** Opening Data section block **

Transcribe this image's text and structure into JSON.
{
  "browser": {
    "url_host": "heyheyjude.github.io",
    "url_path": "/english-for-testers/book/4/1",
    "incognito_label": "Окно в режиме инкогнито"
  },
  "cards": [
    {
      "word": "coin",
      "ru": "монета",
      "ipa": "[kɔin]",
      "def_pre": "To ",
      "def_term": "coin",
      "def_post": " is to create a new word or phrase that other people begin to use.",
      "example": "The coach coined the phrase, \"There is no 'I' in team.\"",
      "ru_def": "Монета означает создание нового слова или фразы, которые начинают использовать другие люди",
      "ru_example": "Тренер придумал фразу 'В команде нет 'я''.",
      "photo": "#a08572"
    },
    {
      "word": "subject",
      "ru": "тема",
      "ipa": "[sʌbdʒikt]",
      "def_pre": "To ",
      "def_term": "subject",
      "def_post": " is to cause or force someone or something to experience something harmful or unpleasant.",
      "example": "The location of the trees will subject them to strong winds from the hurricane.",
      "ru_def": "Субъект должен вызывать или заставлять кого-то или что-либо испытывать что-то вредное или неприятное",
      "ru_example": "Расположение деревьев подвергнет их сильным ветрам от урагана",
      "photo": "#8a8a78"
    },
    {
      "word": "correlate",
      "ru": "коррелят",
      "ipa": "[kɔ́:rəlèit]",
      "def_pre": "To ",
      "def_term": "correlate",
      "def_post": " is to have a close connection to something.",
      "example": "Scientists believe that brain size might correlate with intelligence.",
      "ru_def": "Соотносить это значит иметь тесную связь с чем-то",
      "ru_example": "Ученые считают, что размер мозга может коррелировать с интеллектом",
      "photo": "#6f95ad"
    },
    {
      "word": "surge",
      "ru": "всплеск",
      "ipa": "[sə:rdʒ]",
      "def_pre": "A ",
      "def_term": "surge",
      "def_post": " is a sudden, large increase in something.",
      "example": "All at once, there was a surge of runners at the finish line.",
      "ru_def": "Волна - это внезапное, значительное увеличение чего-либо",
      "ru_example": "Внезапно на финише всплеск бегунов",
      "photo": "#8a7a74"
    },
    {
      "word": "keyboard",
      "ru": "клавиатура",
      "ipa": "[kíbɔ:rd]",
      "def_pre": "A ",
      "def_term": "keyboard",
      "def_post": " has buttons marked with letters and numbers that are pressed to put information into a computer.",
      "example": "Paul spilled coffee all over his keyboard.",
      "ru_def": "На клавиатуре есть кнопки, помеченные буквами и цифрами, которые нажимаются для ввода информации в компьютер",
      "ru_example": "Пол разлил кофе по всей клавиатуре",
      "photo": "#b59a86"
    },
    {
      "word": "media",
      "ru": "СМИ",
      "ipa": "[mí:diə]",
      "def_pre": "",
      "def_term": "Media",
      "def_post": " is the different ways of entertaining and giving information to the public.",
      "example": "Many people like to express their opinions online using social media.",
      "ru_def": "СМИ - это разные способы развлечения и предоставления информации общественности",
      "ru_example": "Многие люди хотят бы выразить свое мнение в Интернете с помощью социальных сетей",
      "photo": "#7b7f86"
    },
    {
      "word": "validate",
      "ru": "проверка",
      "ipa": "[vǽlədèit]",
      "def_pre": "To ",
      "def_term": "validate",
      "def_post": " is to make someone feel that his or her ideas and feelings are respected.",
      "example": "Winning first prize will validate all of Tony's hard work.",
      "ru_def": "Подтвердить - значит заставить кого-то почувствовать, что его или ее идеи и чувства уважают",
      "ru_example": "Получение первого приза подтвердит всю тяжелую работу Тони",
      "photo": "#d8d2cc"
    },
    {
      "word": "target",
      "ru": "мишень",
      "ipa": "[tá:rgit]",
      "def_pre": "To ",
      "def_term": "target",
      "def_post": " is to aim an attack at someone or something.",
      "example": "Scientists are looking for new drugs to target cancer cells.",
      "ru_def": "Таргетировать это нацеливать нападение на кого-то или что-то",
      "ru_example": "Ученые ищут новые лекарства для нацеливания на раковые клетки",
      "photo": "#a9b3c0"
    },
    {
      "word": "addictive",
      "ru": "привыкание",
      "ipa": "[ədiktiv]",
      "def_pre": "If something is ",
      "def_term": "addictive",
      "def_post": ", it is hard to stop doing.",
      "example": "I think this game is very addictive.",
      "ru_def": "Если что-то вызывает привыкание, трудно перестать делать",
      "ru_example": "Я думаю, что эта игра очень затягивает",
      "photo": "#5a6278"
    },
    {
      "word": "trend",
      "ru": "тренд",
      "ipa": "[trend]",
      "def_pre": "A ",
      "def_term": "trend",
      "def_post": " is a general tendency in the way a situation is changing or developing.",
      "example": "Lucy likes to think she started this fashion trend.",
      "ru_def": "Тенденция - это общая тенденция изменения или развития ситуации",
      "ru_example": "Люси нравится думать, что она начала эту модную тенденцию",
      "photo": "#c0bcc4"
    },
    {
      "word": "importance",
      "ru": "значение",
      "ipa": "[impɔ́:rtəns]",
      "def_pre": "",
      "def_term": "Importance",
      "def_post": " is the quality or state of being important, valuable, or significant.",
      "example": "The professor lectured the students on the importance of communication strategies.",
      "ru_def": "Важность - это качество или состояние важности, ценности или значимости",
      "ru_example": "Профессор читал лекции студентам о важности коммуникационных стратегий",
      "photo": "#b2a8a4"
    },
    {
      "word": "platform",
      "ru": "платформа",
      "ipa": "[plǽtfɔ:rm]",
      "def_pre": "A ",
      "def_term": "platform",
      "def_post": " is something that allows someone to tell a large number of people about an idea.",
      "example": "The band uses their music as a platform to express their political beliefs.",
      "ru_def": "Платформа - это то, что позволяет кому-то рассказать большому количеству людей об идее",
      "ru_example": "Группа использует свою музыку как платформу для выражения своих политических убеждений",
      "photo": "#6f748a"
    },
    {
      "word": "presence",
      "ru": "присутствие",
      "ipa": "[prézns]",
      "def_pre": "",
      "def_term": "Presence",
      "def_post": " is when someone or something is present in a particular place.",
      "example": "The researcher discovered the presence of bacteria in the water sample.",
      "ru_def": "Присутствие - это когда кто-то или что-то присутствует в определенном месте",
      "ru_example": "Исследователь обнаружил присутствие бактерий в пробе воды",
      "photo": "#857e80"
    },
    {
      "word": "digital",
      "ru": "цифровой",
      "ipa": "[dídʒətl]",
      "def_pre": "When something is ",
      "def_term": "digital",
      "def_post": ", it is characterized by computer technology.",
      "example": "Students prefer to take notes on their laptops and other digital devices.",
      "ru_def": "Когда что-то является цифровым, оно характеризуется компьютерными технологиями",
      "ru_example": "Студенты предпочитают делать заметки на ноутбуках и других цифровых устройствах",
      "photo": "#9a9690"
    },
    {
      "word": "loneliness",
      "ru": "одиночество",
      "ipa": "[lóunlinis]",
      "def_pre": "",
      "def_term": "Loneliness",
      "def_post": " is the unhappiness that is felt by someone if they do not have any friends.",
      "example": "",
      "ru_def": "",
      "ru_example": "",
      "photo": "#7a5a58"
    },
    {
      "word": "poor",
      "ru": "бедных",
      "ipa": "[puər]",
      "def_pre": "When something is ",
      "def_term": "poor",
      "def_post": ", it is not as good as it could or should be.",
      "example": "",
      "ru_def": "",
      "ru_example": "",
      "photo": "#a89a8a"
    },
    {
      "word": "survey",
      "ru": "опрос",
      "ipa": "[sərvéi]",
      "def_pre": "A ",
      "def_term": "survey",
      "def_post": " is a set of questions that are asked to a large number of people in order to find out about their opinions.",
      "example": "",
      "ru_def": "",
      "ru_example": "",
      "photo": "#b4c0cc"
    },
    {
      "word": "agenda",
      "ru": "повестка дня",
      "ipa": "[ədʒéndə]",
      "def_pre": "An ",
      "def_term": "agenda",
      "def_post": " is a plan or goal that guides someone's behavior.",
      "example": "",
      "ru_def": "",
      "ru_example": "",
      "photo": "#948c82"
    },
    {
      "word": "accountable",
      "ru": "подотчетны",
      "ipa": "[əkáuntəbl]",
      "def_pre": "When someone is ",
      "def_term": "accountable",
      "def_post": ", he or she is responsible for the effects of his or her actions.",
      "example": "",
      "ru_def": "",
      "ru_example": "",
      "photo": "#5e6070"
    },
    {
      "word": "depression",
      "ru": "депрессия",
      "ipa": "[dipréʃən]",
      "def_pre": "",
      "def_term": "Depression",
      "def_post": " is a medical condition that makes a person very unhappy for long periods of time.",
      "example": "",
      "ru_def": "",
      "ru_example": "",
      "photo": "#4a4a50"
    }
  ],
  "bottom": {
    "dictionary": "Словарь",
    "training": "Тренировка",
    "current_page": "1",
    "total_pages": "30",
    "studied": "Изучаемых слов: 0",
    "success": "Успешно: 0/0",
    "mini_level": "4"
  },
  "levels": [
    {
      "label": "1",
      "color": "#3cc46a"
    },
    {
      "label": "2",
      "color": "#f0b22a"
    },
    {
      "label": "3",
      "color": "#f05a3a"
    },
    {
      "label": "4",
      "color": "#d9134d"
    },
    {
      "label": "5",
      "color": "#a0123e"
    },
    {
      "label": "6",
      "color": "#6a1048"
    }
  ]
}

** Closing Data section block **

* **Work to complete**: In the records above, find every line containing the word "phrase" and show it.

* **Exercise response**:
      "def_post": " is to create a new word or phrase that other people begin to use.",
      "example": "The coach coined the phrase, \"There is no 'I' in team.\"",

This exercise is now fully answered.